Franchisees Should Be Seen And Heard


My dear grandmother would often say that children should be seen and not heard. Her generation believed that nothing valuable could be learned from what children thought or would say to their parents or other adults. Fortunately, at least in the child-rearing arena, this theory has been completely debunked. We now know that our children thrive when we communicate with them, and they with us, starting when they are just infants.

Unfortunately, many franchisors practice this antiquated theory in dealing with their franchisees. They sometimes act like the parents of a bygone era and treat their franchisees like children who do not know anything, have no relevant experiences, and whose thoughts and opinions are of little value. They treat franchisees as if they have complete dominion and control over them—and that is what is somehow required in order for the system to be successful.

So it is with SEI on many occasions in the past. The company has changed policies and procedures, rolled out new initiatives and changed required operating procedures without meaningful input from franchisees. This includes the DVR System, the GEA Form, BT, Scan Audits, unannounced changes in the treatment of Operating Expenses, Low Volume Stores, FIW packages, the transfer of the franchisor’s maintenance responsibility and costs to the franchisee through the FM contract, and many other items. Each of these initiatives was rolled out without meaningful input, communication or collaboration with the franchisee community. This method of implementing system change actually is contrary to the best interests of SEI, its parent company, its franchisees, and the system as a whole. It is truly counterproductive.

In 1996, a franchisee of the Sizzler restaurant chain brought suit against the franchisor complaining about a decision the company made to change the marketing emphasis from the buffet court to the grill concept. The franchisee believed that this was a bad idea, that it would lead to losses of sales and profit and filed suit in an effort to stop the change. One of the bases of the lawsuit was that the actions of the franchisor violated the implied covenant of good faith and fair dealing.

The court went to some effort to point out that this decision had indeed been made with extensive consultation with the franchisee community. In fact, before the decision was made, the franchisor brought the matter to the National Sizzler Franchisee Association. The mar- keting committee of the Association studied the question and the evidence supporting the reasoning behind the proposed change and came to the conclusion that the franchisor was correct. It provided three separate and very specific reasons why it supported the change.

The point of relating to this case is not that the franchisee lost the case, but why the franchisee lost. The court determined that the franchisor could not possibly be acting in bad faith, because it not only had a good and sufficient reason for the system change, but also because it took the extra step of asking its independent franchisee association to endorse the concept before it was implemented.
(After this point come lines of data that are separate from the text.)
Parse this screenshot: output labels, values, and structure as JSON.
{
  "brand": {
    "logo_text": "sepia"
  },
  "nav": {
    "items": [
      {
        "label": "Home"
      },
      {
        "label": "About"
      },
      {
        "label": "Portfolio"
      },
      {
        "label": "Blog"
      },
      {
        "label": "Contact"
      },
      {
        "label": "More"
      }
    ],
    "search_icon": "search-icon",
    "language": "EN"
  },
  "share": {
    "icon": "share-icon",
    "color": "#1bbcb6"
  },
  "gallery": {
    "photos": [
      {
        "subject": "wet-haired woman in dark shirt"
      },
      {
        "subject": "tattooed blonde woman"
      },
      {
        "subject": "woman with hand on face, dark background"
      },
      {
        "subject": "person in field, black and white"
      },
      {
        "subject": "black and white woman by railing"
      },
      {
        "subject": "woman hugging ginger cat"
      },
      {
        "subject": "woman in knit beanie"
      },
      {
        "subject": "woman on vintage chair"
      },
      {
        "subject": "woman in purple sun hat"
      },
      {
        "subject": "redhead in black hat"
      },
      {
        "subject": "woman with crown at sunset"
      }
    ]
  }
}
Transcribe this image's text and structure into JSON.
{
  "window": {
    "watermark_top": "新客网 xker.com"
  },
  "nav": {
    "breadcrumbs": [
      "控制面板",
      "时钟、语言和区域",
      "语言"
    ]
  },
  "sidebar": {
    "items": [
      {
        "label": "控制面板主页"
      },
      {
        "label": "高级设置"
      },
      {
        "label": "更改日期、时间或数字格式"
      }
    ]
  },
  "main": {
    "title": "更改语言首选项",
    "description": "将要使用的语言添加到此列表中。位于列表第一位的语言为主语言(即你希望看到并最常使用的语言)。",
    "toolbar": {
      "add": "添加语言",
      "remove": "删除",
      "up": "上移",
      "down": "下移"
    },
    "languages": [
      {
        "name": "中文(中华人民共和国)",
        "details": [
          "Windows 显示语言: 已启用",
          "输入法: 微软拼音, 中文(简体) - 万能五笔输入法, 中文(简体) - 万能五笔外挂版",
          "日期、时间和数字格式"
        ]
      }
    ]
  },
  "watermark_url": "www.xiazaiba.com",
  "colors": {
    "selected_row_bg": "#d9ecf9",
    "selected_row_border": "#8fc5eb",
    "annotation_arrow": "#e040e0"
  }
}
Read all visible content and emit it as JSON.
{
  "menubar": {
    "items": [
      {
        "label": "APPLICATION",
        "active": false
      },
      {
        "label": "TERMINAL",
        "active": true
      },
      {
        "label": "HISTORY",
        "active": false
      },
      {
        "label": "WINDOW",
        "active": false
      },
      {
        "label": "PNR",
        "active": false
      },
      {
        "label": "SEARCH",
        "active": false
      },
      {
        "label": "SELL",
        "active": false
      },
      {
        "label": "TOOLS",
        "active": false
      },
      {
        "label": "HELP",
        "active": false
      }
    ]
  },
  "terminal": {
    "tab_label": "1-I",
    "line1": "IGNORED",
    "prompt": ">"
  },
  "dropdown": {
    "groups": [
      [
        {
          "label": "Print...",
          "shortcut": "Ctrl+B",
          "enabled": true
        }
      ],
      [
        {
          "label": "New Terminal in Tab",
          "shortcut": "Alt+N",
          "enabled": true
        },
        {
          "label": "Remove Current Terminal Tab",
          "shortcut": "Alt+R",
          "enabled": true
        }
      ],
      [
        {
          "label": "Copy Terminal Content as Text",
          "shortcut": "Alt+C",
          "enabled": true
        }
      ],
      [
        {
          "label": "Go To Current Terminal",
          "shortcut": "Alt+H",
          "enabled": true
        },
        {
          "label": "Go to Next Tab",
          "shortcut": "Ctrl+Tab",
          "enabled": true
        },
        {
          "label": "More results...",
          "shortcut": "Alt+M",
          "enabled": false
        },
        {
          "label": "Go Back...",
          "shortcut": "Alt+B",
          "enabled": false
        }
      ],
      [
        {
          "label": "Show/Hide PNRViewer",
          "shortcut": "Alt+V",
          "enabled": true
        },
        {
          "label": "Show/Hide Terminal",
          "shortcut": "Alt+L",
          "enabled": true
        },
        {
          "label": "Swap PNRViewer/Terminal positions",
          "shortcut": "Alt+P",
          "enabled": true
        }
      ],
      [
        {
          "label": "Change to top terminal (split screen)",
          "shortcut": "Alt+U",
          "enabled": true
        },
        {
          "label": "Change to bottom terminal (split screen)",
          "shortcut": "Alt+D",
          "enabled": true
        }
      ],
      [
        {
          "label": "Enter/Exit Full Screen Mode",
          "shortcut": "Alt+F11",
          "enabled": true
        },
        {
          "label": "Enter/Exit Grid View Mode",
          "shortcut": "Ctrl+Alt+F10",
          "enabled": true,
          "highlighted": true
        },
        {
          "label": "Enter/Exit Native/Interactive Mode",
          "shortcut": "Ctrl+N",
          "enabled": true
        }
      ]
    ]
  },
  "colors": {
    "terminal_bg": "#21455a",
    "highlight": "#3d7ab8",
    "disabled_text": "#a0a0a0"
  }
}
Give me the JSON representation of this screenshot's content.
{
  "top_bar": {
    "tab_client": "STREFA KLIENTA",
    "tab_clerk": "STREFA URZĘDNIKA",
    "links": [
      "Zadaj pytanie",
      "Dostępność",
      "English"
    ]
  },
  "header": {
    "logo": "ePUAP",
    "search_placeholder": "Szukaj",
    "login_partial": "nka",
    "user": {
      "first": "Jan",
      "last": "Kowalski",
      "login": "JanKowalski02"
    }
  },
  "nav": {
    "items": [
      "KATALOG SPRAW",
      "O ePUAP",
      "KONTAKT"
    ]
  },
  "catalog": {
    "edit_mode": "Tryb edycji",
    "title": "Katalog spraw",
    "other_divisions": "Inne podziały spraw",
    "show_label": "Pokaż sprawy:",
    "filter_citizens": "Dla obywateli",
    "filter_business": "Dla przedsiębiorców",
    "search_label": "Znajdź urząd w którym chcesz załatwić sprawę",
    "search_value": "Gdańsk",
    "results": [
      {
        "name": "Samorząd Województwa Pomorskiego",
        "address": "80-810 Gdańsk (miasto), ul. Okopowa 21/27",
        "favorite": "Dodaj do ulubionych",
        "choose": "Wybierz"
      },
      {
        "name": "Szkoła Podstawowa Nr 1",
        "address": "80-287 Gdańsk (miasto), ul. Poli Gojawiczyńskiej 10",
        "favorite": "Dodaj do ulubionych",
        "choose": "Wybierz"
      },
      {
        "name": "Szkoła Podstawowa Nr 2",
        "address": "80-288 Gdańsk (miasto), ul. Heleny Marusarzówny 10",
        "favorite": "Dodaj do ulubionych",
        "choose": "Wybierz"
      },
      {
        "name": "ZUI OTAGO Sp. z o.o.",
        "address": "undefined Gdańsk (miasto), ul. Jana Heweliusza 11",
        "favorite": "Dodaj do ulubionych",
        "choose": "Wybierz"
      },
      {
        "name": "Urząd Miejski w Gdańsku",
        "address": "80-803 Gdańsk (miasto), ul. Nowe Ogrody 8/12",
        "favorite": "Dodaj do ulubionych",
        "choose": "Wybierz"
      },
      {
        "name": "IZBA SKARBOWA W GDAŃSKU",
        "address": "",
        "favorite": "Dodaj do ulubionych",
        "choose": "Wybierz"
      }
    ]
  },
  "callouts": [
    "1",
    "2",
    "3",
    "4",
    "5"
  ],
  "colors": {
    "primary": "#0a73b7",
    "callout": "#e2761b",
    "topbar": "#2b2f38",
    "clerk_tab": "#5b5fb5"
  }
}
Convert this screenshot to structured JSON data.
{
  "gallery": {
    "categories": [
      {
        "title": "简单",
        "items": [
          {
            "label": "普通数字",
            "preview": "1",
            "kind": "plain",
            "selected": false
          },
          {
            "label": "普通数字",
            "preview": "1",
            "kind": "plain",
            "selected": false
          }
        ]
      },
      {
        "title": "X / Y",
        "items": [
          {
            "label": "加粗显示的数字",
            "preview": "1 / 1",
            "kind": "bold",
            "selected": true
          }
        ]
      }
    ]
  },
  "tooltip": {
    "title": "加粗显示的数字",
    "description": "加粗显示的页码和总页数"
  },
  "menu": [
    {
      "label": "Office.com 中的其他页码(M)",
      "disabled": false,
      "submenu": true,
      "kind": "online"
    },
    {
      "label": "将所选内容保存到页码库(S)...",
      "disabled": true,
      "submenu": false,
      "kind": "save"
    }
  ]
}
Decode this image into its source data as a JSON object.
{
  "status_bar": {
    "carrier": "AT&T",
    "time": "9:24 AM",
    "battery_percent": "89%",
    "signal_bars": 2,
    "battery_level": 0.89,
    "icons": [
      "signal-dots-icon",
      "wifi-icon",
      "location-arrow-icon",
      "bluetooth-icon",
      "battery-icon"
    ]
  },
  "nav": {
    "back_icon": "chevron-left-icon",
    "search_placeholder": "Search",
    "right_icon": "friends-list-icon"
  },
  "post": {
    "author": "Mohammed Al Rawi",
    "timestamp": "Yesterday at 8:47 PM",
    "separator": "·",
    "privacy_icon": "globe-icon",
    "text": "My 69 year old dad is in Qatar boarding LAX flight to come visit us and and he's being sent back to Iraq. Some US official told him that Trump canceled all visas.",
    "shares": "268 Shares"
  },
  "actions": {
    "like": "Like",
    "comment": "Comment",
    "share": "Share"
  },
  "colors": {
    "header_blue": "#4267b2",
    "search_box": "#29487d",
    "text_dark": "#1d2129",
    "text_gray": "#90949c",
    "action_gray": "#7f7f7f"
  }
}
My friend and colleague, Andrew Selden (now retired from the practice of law) wrote an article on this very subject in the ABA Franchise Law Journal in 2000. Citing extensive research on efficient and productive organizations in general, he stated that change in a franchise system must stem from active collaboration between a franchisor and its franchisees, not from the franchisor’s unilateral actions. He cited widespread evidence that participatory, collaborative and cooperative management leads to the highest likelihood of success in meeting internal and external challenges to the business.

This means that when considering a system change, an enlightened franchisor will bring experienced and knowledgeable franchisees—chosen by their peers—into the process at the outset, not when the process is complete and the mandate is announced. The more involved the franchisees are in the process of researching the issue and the details of the initiative at every stage of its development, the greater acceptance from the wider franchisee community when the process is complete.

SEI has recently stated its intent to reset the relationship with its franchisee community in general, and with the National Coalition in particular. However, as my grandmother also said on many occasions, “The proof is in the pudding.” We hope this reset will include SEI coming to and acting on the understanding that there is a great deal of wisdom and operational experience within the franchisee community. We have large numbers of franchisees who have been owners much longer than many SEI managers have been on the scene. They have a great deal to contribute to making the system more competitive and more successful.

True collaboration and joint planning of system initiatives and changes will ensure greater franchisee buy-in, reduced suspicions of bad faith motives, and less resistance. Communication without concrete changes in the way the franchisor treats the franchisees will not create sustained benefits to any stakeholders in the system. If SEI realizes that its path to greater success is taking advantage of the vast expertise and experience of its franchisee community, there will be fewer conflicts, lawsuits and angry posts on, and happier franchisees, increased store development, elevated goodwill sales, as well as enhanced revenue, profits and value creation for all.